Now your weight strains your outstretched arms and shoulders, hampering your breathing, inflicting excruciating pain. Jesus, when you say that it is finished, are you pleading for your words to come to pass?
Jesus, I have never been as good as you, yet I’ve not endured the punishment you have. Still, I’ve oftentimes asserted, “It is finished” with grief and longing in my heart.
I said it when my obstetrician told me I would never give birth to a baby. I said it when my father and my mother died and my sister became estranged from me. I said it when I lost the job I loved, having worked a lifetime to secure it. I said it when my dear friend left me suddenly without explaining why.
Yet I survived all these losses—these crosses—because I knew the ending of your story. I knew although you claimed that it was finished, it wasn’t finished at all.
Instead, God resurrected you.
Likewise, every time that I thought my life was over, God resuscitated me, and I went on living, loving, even laughing, although doing so had seemed impossible.
Jesus, as you cry out “It is finished,” I think you’re giving us the words to pray in crisis. They mean: “God, I really need you now. I’ve done all that I can do. I don’t have strength to carry on alone. Now I trust that you will pull me through.”
Jan Vallone is the author of Pieces of Someday: One Woman’s Search for Meaning in Lawyering Family, Italy, Church, and a Tiny Jewish High School, which won the Reader Views Reviewers’ Choice Award. Her stories have appeared in The Seattle Times, Good Letters, Faith & Values in the Public Square, Catholic Digest, Guideposts Magazine, English Journal, Chicken Soup for the Soul, and Writing it Real. She lives and teaches writing in Seattle.
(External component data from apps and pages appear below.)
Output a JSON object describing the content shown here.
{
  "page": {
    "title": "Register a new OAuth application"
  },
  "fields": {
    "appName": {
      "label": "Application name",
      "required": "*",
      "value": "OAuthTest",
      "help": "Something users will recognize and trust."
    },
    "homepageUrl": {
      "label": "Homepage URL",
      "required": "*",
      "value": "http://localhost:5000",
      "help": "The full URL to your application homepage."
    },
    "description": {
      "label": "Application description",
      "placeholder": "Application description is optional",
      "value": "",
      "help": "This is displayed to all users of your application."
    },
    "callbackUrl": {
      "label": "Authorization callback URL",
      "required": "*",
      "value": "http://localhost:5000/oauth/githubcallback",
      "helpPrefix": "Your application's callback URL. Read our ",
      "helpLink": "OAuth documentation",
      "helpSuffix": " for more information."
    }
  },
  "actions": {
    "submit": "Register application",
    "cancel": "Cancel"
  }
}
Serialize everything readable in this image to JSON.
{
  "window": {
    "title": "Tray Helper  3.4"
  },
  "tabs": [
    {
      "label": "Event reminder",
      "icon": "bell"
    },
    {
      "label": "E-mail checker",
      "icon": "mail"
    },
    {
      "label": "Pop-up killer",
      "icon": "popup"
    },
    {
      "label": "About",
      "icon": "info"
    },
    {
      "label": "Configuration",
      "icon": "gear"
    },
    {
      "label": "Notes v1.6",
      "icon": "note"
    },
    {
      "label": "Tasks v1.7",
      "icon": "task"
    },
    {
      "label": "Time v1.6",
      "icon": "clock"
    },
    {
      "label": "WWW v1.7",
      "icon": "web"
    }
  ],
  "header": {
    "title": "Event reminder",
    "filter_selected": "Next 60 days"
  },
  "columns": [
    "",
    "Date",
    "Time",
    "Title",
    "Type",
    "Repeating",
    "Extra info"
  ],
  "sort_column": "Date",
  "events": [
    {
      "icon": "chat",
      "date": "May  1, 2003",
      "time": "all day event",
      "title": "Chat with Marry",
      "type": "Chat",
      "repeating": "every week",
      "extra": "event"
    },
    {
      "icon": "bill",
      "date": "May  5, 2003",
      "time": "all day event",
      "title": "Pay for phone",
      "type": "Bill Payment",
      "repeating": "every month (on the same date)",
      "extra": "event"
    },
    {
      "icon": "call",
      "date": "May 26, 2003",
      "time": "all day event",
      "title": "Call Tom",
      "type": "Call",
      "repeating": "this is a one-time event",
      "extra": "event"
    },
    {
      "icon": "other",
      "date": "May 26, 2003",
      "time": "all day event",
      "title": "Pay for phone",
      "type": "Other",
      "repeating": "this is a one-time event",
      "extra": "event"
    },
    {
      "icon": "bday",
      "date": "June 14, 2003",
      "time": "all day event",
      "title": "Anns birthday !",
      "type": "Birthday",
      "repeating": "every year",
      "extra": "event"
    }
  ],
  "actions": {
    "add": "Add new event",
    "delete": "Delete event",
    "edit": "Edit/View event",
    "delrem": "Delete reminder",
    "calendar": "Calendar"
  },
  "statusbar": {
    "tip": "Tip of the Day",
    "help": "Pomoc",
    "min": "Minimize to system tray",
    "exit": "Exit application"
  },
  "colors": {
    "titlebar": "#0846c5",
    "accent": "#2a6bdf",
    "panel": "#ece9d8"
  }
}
Painting above: Botticelli’s Lamentation over the Dead Christ.